Have fun. Make a difference. Live Globally. Live Sustainably.
Friday, October 15, 2010
Food As an Asset Class
In her Australian Age article today ( Food for more thought) Jo Chandler talks about her trip to Malawi in October 2005 when she saw the desperate famine and the awful spectacle of western aid agencies having to ask village elders to choose who should receive the limited food aid available. She then contrasts this with Malawi in 2010. The country is now a net exporter of food to its neighbours after the president introduced a program to subsidise fertiliser and seed and encourage a drive to self sufficiency.
Chandler talks about the emerging food crisis and the consequence of limited investment in agriculture research and development compared to the need. She quotes the director-general of the UN Food and Agriculture Organisation Jacques Diouf.
"More than 70 per cent of the extremely poor live in rural parts of developing countries, and those areas need investment in seeds and fertiliser, and better access to markets, to reduce hunger. Developed countries promised to invest $22 billion in aid to agriculture from 2009 to 2011, but so far only $425 million has been spent. Movement is in the right direction, but the pace needs to be accelerated".
And she quotes from the Australian director of Oxfam Australia.
''We have seen the results of decades of immediate interventions without long-term planning, and it has not helped people in developing countries to have sustainable access to enough food. What we need is a long-term response that invests in small farmers who feed their families and communities, that helps farmers adapt to the impact of climate change, and that provides sustainable ways to use the land and water resources we have.''
The UK based Financial Times today (Friday 15 October) contained a special supplement titled "World Food" which profiles the emerging food production crisis in the world. Reference is made to the recent decision by the Bill and Melinda Gates to now focus on agricultural research and development as part of its new focus on food security. There is also reference to the the bid by BHP Billiton, the world's largest mining group - for the Canadian fertiliser company PotashCorp.
And in Australia - there is a race by Canadian agribusiness companies to win control of the Australian grain sector - with Viterra of Canada acquiring control of the Australian wheat and barley exporter ABB and the more recent bid by the Canadian fertiliser company Agrium for control of the former Australian Government owned grain exporter AWB Limited.
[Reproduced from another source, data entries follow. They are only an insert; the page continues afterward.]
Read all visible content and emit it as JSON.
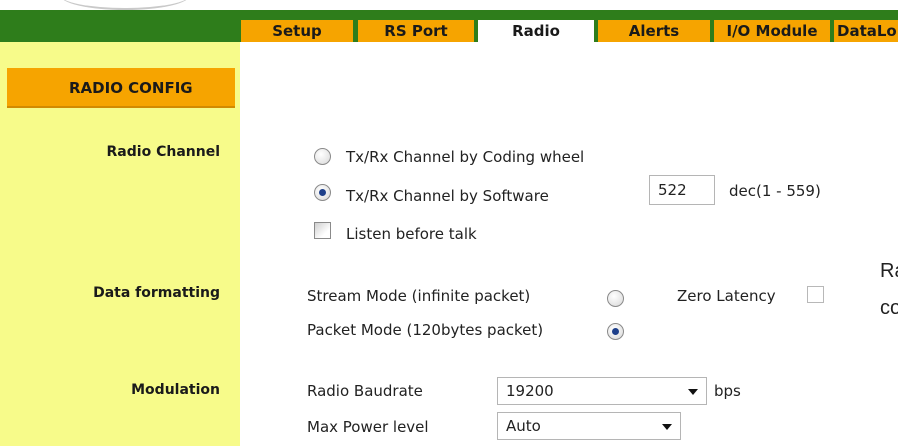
{
  "tabs": [
    {
      "label": "Setup"
    },
    {
      "label": "RS Port"
    },
    {
      "label": "Radio"
    },
    {
      "label": "Alerts"
    },
    {
      "label": "I/O Module"
    },
    {
      "label": "DataLo"
    }
  ],
  "section_title": "RADIO CONFIG",
  "radio_channel": {
    "label": "Radio Channel",
    "option_wheel": "Tx/Rx Channel by Coding wheel",
    "option_software": "Tx/Rx Channel by Software",
    "selected": "software",
    "channel_value": "522",
    "range_text": "dec(1 - 559)",
    "listen_label": "Listen before talk",
    "listen_checked": false
  },
  "data_formatting": {
    "label": "Data formatting",
    "stream_label": "Stream Mode (infinite packet)",
    "packet_label": "Packet Mode (120bytes packet)",
    "selected": "packet",
    "zero_latency_label": "Zero Latency",
    "zero_latency_checked": false
  },
  "modulation": {
    "label": "Modulation",
    "baud_label": "Radio Baudrate",
    "baud_value": "19200",
    "baud_unit": "bps",
    "power_label": "Max Power level",
    "power_value": "Auto"
  },
  "side_note": {
    "line1": "Ra",
    "line2": "co"
  }
}
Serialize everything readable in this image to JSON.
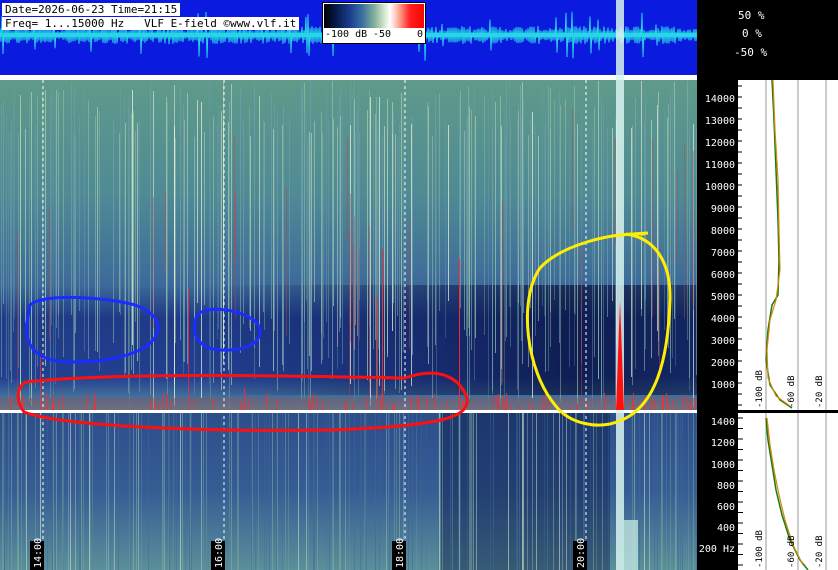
{
  "header": {
    "date_line": "Date=2026-06-23 Time=21:15",
    "freq_line": "Freq= 1...15000 Hz   VLF E-field ©www.vlf.it"
  },
  "colorbar": {
    "labels": [
      "-100 dB",
      "-50",
      "0"
    ]
  },
  "waveform_axis": {
    "labels": [
      "50 %",
      "0 %",
      "-50 %"
    ]
  },
  "upper_freq_axis": {
    "labels": [
      "14000",
      "13000",
      "12000",
      "11000",
      "10000",
      "9000",
      "8000",
      "7000",
      "6000",
      "5000",
      "4000",
      "3000",
      "2000",
      "1000"
    ]
  },
  "lower_freq_axis": {
    "labels": [
      "1400",
      "1200",
      "1000",
      "800",
      "600",
      "400",
      "200 Hz"
    ]
  },
  "spectrum_axis": {
    "upper_labels": [
      "-100 dB",
      "-60 dB",
      "-20 dB"
    ],
    "lower_labels": [
      "-100 dB",
      "-60 dB",
      "-20 dB"
    ]
  },
  "time_axis": {
    "labels": [
      "14:00",
      "16:00",
      "18:00",
      "20:00"
    ]
  },
  "colors": {
    "waveform_bg": "#0a1adf",
    "waveform_trace": "#27d6e6",
    "annotation_blue": "#1a2cff",
    "annotation_red": "#ff1010",
    "annotation_yellow": "#ffee00"
  }
}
All this "food crisis stuff" is attracting serious attention from the world's financial press. What is it telling us? That perceptions are shifting about food production assets as an asset class - and that food itself is now becoming a strategic lever as the world starts to realise it needs to re-scope the capital base around food production technology and infrastructure - within the new constraints of the post GFC liquidity and capital rationing, declining sustainable fresh water sources, limited arable land availability and the impact of volatile climate change.
The challenge is in three parts:
1. To equip the rural poor around the world to feed themselves (using the Malawi model).
2. To provide sufficient food to the world's city based populations.
3. To understand how and where the global investment community should place capital into food production assets (following the lead by BHP with it's potash play).
I prefer to be optimistic about these challenges. What an opportunity for the innovative use of capital and for fresh thinking!